Leigh’s cinematographer Dick Pope shoots the city in a cold, grim palette, and the characters are dressed in dark hues. A memorable image from the movie that sums up its dysfunctional themes and intent is that of Sophie in black bra and panties straddling Jeremy in black jockeys, hands behind his head, a smug expression on his face, she whipping her long dark hair against his body like a cat o’ nine tails, moaning in submission. It’s both funny and depressing at the same time.
Naked takes no prisoners, makes no concessions, offers no explanations, leaves no excuses. It is a nightmare torn apart to expose the broken dreams of the emotionally fragile and frail. Johnny is an opportunist whose abhorrent behaviour is born from desperation, while Jeremy is a scheming manipulator whose aberrant actions are born from wickedness. I like to imagine a Biblical perspective to the narrative suggesting that Johnny and Jeremy have been kicked out of heaven, holding contempt for God and all of His creation, humankind, but especially women. Jeremy is a demon, Johnny is a fallen angel. Both are in purgatory.
Naked is not a movie specifically about misogynist men, but a movie about the capacity men have for self-destruction and cruelty, and the women who allow these contemptuous creatures to enter their lives. Naked is a movie where optimism has been crucified and human frailty is abused.
Endlessly quotable, blackly funny, harsh, corrosive and deeply resonant; a movie that ages with the tannin of a fortified wine, yet retains the taste of the most bitter pill. A portrait of despair, a study of misanthropy, a disquieting glimmer of humankind’s perseverance in the face of moral decay and low-esteem, Naked is cinema’s quintessential suicidal cry for help. “Don’t waste your life.”
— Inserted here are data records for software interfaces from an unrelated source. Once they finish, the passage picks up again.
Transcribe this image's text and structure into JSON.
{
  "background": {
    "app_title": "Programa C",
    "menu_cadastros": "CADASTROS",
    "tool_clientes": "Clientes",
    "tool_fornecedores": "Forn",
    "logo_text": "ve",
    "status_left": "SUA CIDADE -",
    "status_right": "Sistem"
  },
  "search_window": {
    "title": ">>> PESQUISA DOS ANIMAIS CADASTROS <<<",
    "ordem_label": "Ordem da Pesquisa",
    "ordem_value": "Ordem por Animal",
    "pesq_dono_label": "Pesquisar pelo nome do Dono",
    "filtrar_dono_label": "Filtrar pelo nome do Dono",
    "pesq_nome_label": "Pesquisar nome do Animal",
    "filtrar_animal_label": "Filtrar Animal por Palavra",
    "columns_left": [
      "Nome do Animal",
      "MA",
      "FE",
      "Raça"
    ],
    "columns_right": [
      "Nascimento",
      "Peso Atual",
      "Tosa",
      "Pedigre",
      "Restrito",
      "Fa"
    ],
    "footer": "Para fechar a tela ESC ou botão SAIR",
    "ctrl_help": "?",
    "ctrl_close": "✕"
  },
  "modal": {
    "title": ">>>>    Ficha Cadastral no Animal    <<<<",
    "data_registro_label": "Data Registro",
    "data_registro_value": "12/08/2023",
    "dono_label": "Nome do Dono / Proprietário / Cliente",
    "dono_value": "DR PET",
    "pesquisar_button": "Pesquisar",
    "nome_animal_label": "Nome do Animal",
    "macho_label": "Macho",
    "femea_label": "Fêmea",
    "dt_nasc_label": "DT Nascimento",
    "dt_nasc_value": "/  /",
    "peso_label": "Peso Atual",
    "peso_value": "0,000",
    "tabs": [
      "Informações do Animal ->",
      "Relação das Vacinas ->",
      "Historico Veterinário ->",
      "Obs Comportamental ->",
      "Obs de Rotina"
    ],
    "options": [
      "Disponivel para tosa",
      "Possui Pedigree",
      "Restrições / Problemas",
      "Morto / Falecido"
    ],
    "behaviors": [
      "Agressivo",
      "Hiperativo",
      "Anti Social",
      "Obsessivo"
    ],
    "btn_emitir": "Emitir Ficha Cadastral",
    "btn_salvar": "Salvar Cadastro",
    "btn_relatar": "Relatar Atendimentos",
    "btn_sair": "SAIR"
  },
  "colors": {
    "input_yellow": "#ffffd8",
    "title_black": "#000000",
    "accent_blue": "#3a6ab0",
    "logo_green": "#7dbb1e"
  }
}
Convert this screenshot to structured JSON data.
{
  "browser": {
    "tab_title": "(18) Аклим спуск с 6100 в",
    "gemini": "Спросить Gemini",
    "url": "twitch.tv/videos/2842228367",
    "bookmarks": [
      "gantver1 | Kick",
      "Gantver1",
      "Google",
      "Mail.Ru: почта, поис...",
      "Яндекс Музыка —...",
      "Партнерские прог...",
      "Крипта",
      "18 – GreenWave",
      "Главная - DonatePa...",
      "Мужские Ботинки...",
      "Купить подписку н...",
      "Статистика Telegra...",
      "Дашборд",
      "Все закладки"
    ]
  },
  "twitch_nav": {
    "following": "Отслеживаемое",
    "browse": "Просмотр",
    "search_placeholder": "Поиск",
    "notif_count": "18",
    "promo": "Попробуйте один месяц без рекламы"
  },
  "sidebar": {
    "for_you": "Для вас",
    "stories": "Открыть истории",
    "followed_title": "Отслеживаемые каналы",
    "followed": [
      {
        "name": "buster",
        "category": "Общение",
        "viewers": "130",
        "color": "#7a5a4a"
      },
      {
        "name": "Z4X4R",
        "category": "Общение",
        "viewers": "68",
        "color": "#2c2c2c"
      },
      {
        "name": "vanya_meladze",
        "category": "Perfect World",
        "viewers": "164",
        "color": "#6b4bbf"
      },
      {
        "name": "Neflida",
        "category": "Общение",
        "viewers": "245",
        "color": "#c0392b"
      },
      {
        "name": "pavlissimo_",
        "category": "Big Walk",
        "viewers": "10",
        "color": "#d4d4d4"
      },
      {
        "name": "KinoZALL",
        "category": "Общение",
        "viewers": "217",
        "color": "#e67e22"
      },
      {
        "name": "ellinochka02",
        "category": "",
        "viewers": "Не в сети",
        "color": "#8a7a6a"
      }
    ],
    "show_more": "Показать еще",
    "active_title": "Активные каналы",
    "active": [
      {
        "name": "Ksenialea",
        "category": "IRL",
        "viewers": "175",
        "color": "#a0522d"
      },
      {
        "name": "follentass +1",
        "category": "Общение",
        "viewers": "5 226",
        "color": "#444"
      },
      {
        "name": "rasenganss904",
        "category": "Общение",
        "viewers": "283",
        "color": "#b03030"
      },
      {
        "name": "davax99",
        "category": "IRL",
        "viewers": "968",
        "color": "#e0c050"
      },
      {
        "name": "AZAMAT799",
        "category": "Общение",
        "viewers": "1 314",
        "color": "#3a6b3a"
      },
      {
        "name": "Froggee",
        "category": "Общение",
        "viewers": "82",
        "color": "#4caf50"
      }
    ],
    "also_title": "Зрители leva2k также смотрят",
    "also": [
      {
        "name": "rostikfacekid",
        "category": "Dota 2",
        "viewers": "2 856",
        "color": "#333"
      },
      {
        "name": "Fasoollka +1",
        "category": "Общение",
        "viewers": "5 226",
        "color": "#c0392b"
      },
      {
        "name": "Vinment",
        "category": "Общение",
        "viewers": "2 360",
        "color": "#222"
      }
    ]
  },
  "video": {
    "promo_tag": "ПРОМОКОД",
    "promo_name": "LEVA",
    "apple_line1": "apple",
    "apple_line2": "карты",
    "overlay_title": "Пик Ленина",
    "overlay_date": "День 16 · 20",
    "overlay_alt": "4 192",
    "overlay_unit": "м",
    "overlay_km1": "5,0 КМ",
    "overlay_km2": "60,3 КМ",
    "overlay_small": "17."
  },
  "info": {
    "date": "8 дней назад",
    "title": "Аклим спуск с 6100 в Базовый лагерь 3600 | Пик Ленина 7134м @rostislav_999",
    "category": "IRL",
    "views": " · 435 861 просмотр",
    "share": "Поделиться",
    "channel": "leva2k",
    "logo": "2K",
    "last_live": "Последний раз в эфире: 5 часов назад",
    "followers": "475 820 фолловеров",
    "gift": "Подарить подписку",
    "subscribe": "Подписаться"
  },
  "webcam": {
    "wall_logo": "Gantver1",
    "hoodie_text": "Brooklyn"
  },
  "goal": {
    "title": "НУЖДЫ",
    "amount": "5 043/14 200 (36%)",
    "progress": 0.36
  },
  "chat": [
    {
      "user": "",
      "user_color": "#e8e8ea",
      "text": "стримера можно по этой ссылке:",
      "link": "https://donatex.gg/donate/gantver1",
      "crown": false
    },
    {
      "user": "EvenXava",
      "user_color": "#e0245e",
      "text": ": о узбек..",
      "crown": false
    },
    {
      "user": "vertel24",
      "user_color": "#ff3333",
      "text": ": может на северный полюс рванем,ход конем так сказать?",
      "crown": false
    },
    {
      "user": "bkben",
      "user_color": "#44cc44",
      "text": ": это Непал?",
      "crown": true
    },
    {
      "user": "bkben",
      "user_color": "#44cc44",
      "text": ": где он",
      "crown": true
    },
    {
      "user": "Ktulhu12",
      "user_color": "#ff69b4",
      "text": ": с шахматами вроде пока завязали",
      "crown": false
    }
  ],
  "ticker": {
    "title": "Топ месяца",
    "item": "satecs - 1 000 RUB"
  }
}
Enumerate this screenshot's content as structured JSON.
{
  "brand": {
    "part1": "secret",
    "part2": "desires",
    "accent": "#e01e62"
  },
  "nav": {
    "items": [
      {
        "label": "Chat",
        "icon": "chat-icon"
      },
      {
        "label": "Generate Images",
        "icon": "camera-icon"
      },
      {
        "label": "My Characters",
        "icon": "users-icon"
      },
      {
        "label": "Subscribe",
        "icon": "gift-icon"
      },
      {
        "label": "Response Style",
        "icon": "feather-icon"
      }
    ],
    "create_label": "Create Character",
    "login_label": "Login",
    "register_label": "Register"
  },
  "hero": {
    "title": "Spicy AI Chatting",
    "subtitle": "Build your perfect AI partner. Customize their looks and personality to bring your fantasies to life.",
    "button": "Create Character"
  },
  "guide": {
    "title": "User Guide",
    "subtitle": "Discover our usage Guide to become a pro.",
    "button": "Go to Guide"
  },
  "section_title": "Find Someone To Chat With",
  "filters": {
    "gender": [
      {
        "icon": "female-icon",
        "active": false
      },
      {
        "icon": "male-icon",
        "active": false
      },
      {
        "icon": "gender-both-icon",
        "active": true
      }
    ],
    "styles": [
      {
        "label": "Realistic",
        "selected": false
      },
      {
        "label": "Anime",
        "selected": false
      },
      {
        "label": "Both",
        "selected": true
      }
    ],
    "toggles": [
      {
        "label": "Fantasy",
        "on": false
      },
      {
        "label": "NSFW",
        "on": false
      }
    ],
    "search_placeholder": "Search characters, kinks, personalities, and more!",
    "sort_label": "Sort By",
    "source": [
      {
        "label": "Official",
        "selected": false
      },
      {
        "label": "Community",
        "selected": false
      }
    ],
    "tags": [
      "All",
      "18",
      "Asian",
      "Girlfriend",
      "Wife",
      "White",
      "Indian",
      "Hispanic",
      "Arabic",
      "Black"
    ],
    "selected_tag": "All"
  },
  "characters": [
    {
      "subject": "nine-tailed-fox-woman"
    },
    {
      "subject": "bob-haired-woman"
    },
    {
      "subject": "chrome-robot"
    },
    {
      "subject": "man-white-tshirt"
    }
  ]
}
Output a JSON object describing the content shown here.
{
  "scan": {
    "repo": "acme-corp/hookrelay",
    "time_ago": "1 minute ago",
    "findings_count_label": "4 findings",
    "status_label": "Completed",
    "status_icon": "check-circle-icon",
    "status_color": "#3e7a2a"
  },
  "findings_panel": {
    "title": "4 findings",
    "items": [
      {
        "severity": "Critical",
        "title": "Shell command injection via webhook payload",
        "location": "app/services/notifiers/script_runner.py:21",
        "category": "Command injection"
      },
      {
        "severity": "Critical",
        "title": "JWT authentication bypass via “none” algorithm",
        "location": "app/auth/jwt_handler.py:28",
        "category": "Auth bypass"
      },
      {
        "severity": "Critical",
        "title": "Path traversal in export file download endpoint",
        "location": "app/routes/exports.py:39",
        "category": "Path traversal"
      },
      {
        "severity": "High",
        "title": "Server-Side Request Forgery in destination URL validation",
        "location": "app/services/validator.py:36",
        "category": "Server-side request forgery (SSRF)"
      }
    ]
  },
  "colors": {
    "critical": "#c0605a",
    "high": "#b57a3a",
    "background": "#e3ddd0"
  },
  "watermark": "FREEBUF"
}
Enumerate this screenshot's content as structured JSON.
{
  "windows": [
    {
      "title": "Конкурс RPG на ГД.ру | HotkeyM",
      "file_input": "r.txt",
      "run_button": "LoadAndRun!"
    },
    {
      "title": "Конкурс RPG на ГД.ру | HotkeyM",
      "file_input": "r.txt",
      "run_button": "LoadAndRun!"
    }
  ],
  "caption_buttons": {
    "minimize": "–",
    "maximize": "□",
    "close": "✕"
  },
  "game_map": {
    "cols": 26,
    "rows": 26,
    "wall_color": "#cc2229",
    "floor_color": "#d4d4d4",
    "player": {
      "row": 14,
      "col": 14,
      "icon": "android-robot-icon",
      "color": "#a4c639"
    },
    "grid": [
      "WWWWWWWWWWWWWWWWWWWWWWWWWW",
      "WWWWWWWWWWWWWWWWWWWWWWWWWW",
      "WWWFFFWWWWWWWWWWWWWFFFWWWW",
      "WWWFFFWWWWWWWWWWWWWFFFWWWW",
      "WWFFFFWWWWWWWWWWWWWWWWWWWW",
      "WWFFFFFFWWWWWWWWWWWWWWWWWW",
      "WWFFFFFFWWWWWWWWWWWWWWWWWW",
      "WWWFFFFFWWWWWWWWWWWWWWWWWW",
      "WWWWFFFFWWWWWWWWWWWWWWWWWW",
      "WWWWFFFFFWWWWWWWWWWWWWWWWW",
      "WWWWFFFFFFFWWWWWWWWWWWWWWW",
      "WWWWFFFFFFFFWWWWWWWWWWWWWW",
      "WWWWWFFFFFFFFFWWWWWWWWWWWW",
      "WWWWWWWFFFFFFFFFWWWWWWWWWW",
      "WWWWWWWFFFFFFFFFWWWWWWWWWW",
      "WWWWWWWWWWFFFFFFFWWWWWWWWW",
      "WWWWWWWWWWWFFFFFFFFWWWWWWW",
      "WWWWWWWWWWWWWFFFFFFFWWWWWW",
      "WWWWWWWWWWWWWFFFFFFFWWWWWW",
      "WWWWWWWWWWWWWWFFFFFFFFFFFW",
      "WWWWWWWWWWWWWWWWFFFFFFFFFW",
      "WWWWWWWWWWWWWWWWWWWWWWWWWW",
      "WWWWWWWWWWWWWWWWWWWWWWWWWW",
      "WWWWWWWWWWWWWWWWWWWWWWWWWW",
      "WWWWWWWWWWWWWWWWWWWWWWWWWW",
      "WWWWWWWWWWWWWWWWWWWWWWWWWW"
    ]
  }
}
"Resolve is never stronger than in the morning after the night it was never weaker."